How Can We Prepare K-12 Students for the Future?

Dr. Rachelle Dené Poth
5 min readJan 6, 2023

In the discussion about skills that students need for the future, there are many things to consider. We can ask about student interests and have a good understanding of the current opportunities in the world for work and learning. However, we also need to continue to research and stay informed of changes happening and new trends and technologies that are evolving. Where do we start?

We can first look at the evolution of required skills over the past 10, 20, and 30 years to find some commonalities and use them to predict possible future needed skills. We could look for trends in technology and certain industries of work. By looking at how technology has changed the types of work and jobs that are available within any given industry, we can come up with a plan for the future and design the right learning experiences for our students.

Consider this: Think about bookstores or shopping malls. Now we have so many online sites for people to purchase the items they want, without needing to set foot into a store. When it comes to books, we don’t even need a physical book any longer, we can quickly download them to our devices and access them at any time. Our purchases arrive at our home the very next day, if not the same day, depending on location.

Thinking back from childhood until my early 30s, I spent a lot of time in bookstores and record stores. Bookstores provided a space to sit and read or study or whatever you needed to do. It was a place to be social and maybe enjoy coffee with colleagues or take time for yourself. But today it’s hard to find bookstores; many have closed over the past few years, which means there are employees who have been replaced across the world because of online sellers. It also means a loss of jobs replaced by automation. Shopping malls, especially in smaller towns, are also losing tenants because the stores cannot compete with the ease of buying online.

Newspapers have downsized either the amount of information in the papers has decreased or stopped production completely. These are just a few examples that I think of where new technologies have greatly impacted the world of work. How much more will technology seemingly replace the need for humans and human skills? What impact will automation have on our students? How do we prepare to be ahead of technology?

Preparing for the Unknown by Working Together

First, we prepare students by helping them to understand the technology and the potential impact it has on our future. We need to take a bigger step and help students to become the designers of the technologies for our future. We need to encourage students to create new ideas, find problems to solve and create problems to explore. We need to work together to provide learning opportunities within our classrooms, our schools, and our communities, where students get to experience different types of learning. Sometimes even taking on something new that’s outside of their comfort zone, and likely outside of ours as educators, too. We need to encourage students to explore new areas, even if they initially express a lack of interest. We should give students the same opportunities to explore and see if something else out there sparks curiosity or leads them to learn more and build skills in a new way.

Ideas to Start

To better understand the changes happening in the world, we need to take chances with experiential learning, place-based learning, or working on community service projects. These can provide more real-world opportunities for students to develop skills on their own.

A few ideas:

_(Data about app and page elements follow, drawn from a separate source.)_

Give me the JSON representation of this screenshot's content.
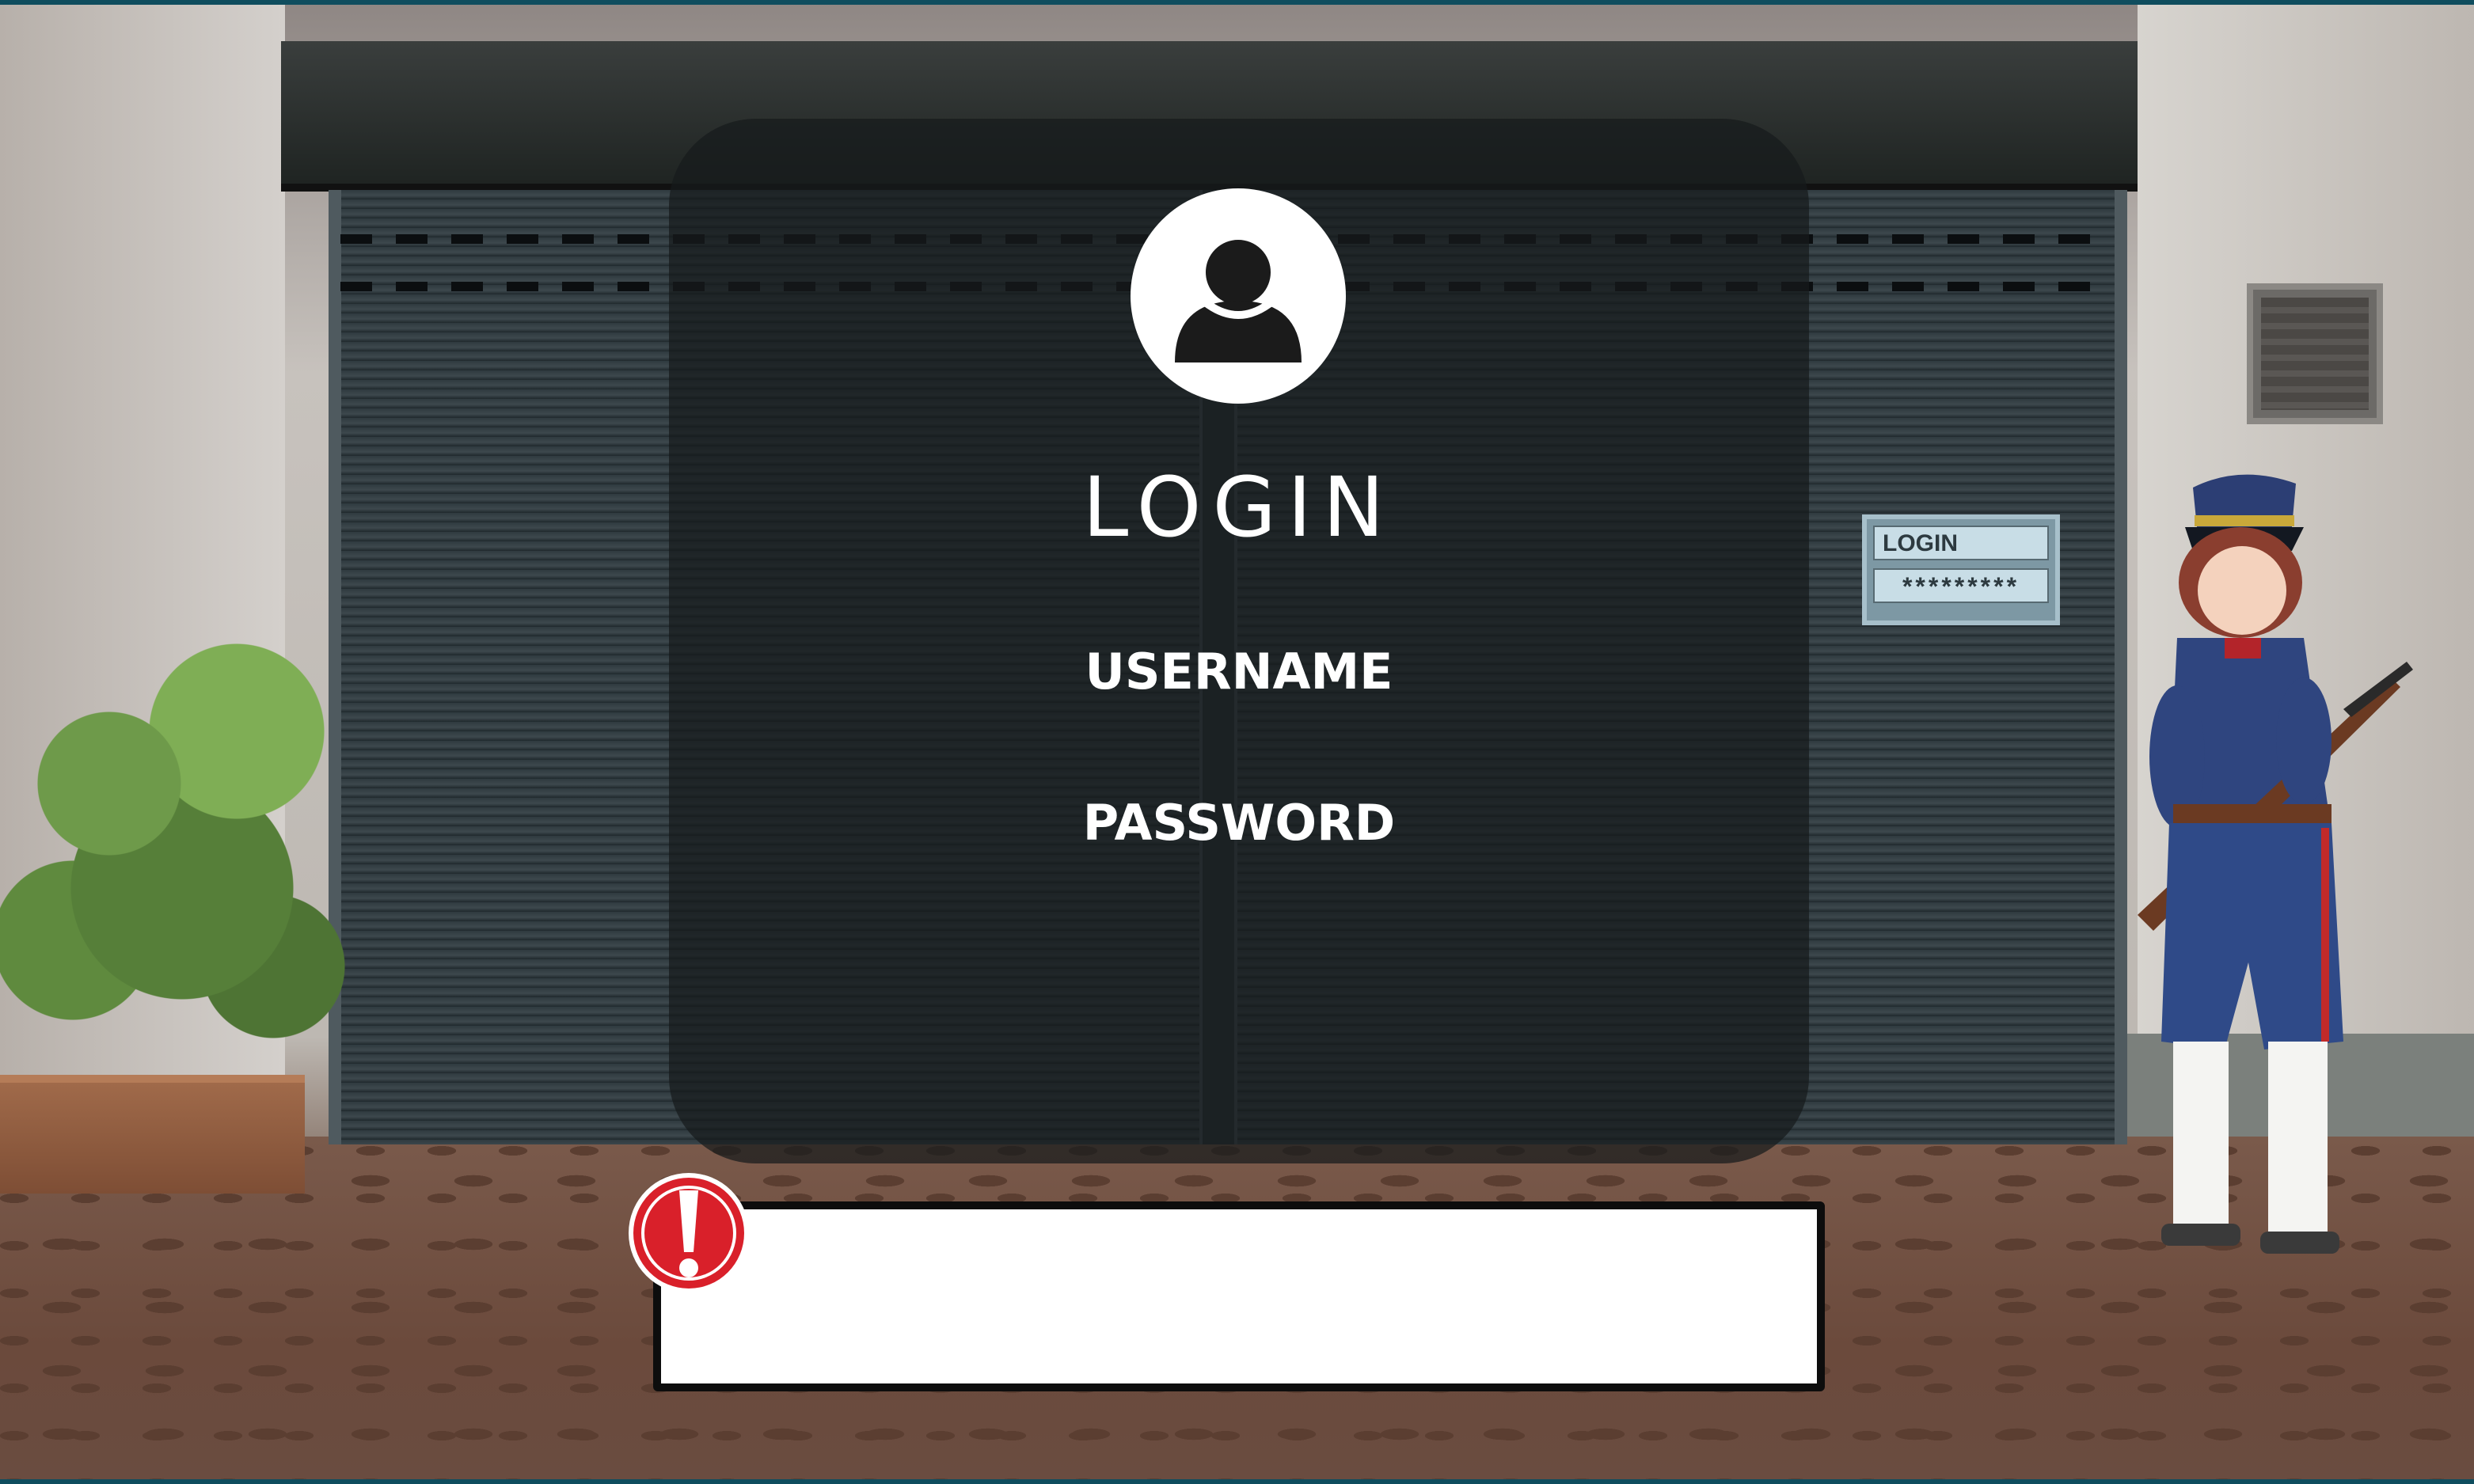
{
  "login_panel": {
    "title": "LOGIN",
    "username_label": "USERNAME",
    "password_label": "PASSWORD",
    "username_value": "",
    "password_value": "",
    "avatar_icon": "user-icon"
  },
  "message_box": {
    "text": "",
    "icon": "alert-icon",
    "icon_color": "#d9202a"
  },
  "scene_sign": {
    "field_label": "LOGIN",
    "masked_value": "*********"
  },
  "colors": {
    "panel": "#161a1c",
    "text": "#ffffff",
    "frame_border": "#0f4d5e"
  }
}
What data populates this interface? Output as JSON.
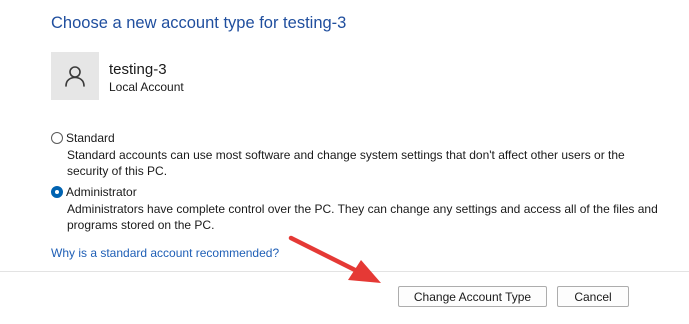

  1. Have students create a business based on the content area, specific topic, or thing. Set some guidelines. For example, if students are studying the 18th century, they likely won’t launch a social media campaign. Having these types of guidelines will push them to think creatively, problem-solve and collaborate to come up with new ideas. These changing variables will push students to look at learning as an ongoing process.
  2. In many schools across the country, courses are being offered on entrepreneurship, project-based learning, innovation, or some variation of these. Students are creating their own podcasts, designing their own clothing, or creating their own brand of something innovative. Fostering these types of activities will keep students actively pursuing new ideas and help them to be flexible when it comes to changing technologies and the world of work.
  3. Connect students with some of the learning opportunities available through edtech companies such as Google and Flip or organizations such as StartEdUp Foundation and Remake Learning. Earlier this summer, Google announced a certification program for high school students to become certified in GSuite tools. Flipgrid partnered with Find Your Grind to provide career decision-making resources to students. Students can take a lifestyle assessment and find out which careers might match their interests.

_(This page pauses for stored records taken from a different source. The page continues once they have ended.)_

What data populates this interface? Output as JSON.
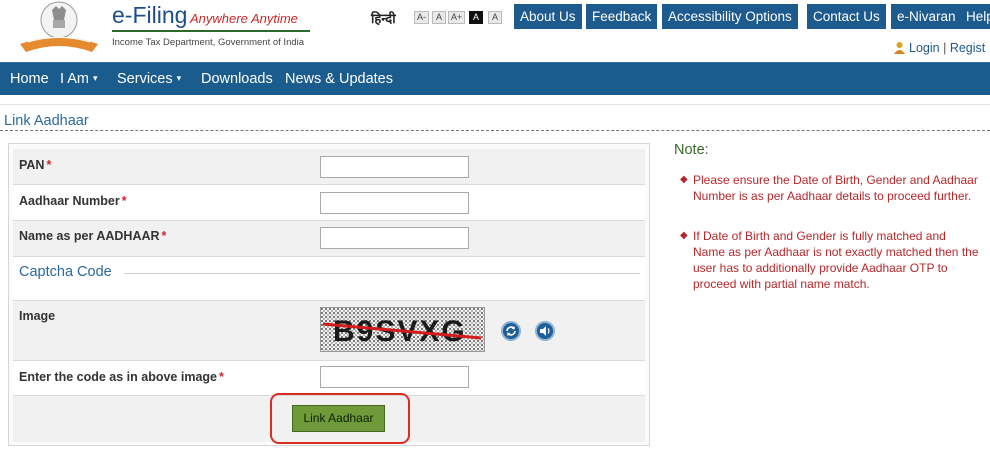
{
  "header": {
    "brand_title": "e-Filing",
    "brand_tagline": "Anywhere Anytime",
    "brand_sub": "Income Tax Department, Government of India",
    "hindi_label": "हिन्दी",
    "font_sizes": [
      "A-",
      "A",
      "A+",
      "A",
      "A"
    ],
    "nav": [
      "About Us",
      "Feedback",
      "Accessibility Options",
      "Contact Us",
      "e-Nivaran",
      "Help"
    ],
    "login": "Login",
    "register": "Regist"
  },
  "main_nav": {
    "items": [
      {
        "label": "Home",
        "dropdown": false
      },
      {
        "label": "I Am",
        "dropdown": true
      },
      {
        "label": "Services",
        "dropdown": true
      },
      {
        "label": "Downloads",
        "dropdown": false
      },
      {
        "label": "News & Updates",
        "dropdown": false
      }
    ]
  },
  "page_title": "Link Aadhaar",
  "form": {
    "pan_label": "PAN",
    "pan_value": "",
    "aadhaar_label": "Aadhaar Number",
    "aadhaar_value": "",
    "name_label": "Name as per AADHAAR",
    "name_value": "",
    "captcha_legend": "Captcha Code",
    "image_label": "Image",
    "captcha_text": "B9SVXG",
    "code_label": "Enter the code as in above image",
    "code_value": "",
    "required_mark": "*",
    "submit_label": "Link Aadhaar"
  },
  "note": {
    "title": "Note:",
    "items": [
      "Please ensure the Date of Birth, Gender and Aadhaar Number is as per Aadhaar details to proceed further.",
      "If Date of Birth and Gender is fully matched and Name as per Aadhaar is not exactly matched then the user has to additionally provide Aadhaar OTP to proceed with partial name match."
    ]
  },
  "colors": {
    "nav_blue": "#1b5c8f",
    "accent_red": "#c8282a",
    "button_green": "#6f9a3a",
    "highlight_red": "#d92d25"
  }
}
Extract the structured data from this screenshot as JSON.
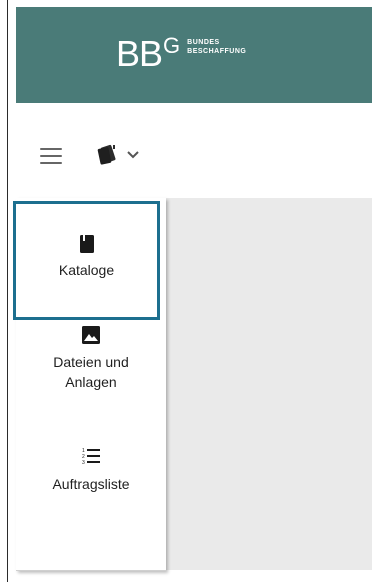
{
  "header": {
    "logo_mark": "BB",
    "logo_g": "G",
    "logo_line1": "BUNDES",
    "logo_line2": "BESCHAFFUNG",
    "background": "#4a7b78"
  },
  "toolbar": {
    "menu_icon": "hamburger-icon",
    "switcher_icon": "catalog-cards-icon",
    "switcher_caret": "chevron-down-icon"
  },
  "sidebar": {
    "items": [
      {
        "label": "Kataloge",
        "icon": "book-icon",
        "active": true
      },
      {
        "label": "Dateien und Anlagen",
        "icon": "image-icon",
        "active": false
      },
      {
        "label": "Auftragsliste",
        "icon": "numbered-list-icon",
        "active": false
      }
    ]
  },
  "colors": {
    "accent_border": "#1d6f8f",
    "content_background": "#eaeaea"
  }
}
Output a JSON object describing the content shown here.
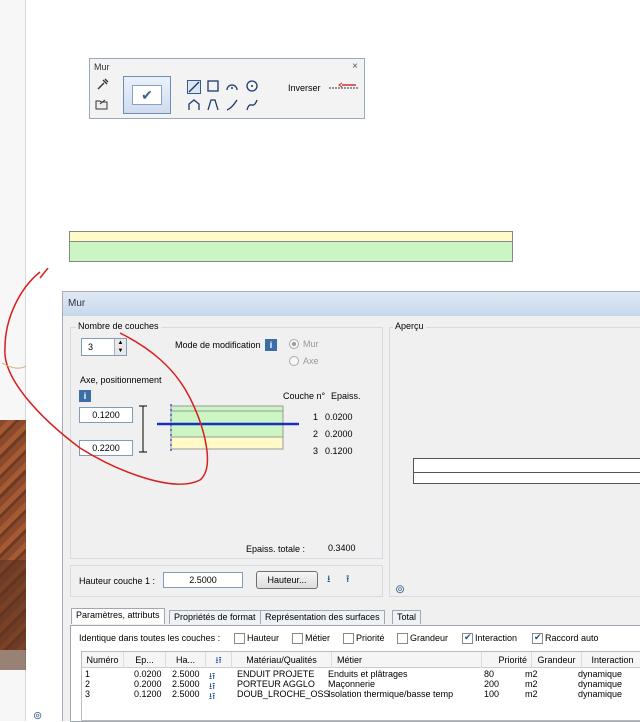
{
  "toolbar": {
    "title": "Mur",
    "close_glyph": "×",
    "inverser_label": "Inverser",
    "icons": [
      "eyedropper-icon",
      "open-folder-icon",
      "check-icon",
      "line-icon",
      "rectangle-icon",
      "arc-icon",
      "circle-icon",
      "polyline-icon",
      "trapezoid-icon",
      "curve-icon",
      "spline-icon",
      "inverse-icon"
    ]
  },
  "dialog": {
    "title": "Mur",
    "nombre_couches_label": "Nombre de couches",
    "nombre_couches_value": "3",
    "mode_modification_label": "Mode de modification",
    "radio_mur": "Mur",
    "radio_axe": "Axe",
    "apercu_label": "Aperçu",
    "axe_positionnement_label": "Axe, positionnement",
    "axe_top_value": "0.1200",
    "axe_bottom_value": "0.2200",
    "couche_header": "Couche n°",
    "epaiss_header": "Epaiss.",
    "couches": [
      {
        "n": "1",
        "ep": "0.0200"
      },
      {
        "n": "2",
        "ep": "0.2000"
      },
      {
        "n": "3",
        "ep": "0.1200"
      }
    ],
    "epaiss_totale_label": "Epaiss. totale :",
    "epaiss_totale_value": "0.3400",
    "hauteur_couche_label": "Hauteur couche 1 :",
    "hauteur_couche_value": "2.5000",
    "hauteur_button": "Hauteur...",
    "tabs": [
      "Paramètres, attributs",
      "Propriétés de format",
      "Représentation des surfaces",
      "Total"
    ],
    "identique_label": "Identique dans toutes les couches :",
    "checks": [
      {
        "label": "Hauteur",
        "checked": false
      },
      {
        "label": "Métier",
        "checked": false
      },
      {
        "label": "Priorité",
        "checked": false
      },
      {
        "label": "Grandeur",
        "checked": false
      },
      {
        "label": "Interaction",
        "checked": true
      },
      {
        "label": "Raccord auto",
        "checked": true
      }
    ],
    "columns": [
      "Numéro",
      "Ep...",
      "Ha...",
      "",
      "Matériau/Qualités",
      "Métier",
      "Priorité",
      "Grandeur",
      "Interaction"
    ],
    "rows": [
      {
        "num": "1",
        "ep": "0.0200",
        "ha": "2.5000",
        "mat": "ENDUIT PROJETE",
        "metier": "Enduits et plâtrages",
        "prio": "80",
        "gr": "m2",
        "inter": "dynamique"
      },
      {
        "num": "2",
        "ep": "0.2000",
        "ha": "2.5000",
        "mat": "PORTEUR AGGLO",
        "metier": "Maçonnerie",
        "prio": "200",
        "gr": "m2",
        "inter": "dynamique"
      },
      {
        "num": "3",
        "ep": "0.1200",
        "ha": "2.5000",
        "mat": "DOUB_LROCHE_OSS",
        "metier": "Isolation thermique/basse temp",
        "prio": "100",
        "gr": "m2",
        "inter": "dynamique"
      }
    ]
  },
  "colors": {
    "layer_yellow": "#fffac8",
    "layer_green": "#ccf5c4",
    "axis_blue": "#1a2fbf",
    "annotation_red": "#d81e1e"
  }
}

By exploring the work being done by Don Wettrick with StartEdUp, educators can find podcasts and other resources to learn how to provide these innovative learning opportunities to their students. Students can sign up for free events through the foundation, which will have locations in six cities. Remake Learning provides a wealth of resources in its playbook, blogs, online forums as well as local and national events.

Think about all of the resources we have available to us with things that don’t even require us to interact with humans. We can arrange food delivery, and purchases from Amazon, or have questions answered about our technology troubles. These are the ideas that led to a change in the way work is done. We need to give students opportunities to manage big projects, look at problems and come up with solutions, especially out-of-the-box solutions, and try new things. Check out iBlocksPBL from Teq Products for a great way to get started with PBL and STEM!

iBlocks — examples of focus areas available

Check out my main blog at:

Give my podcast ThriveinEDU a listen here.



Dr. Rachelle Dené Poth

I am a Spanish and STEAM Emerging Tech Teacher, Attorney, Author and Blogger, Learning Enthusiast and EdTech Consultant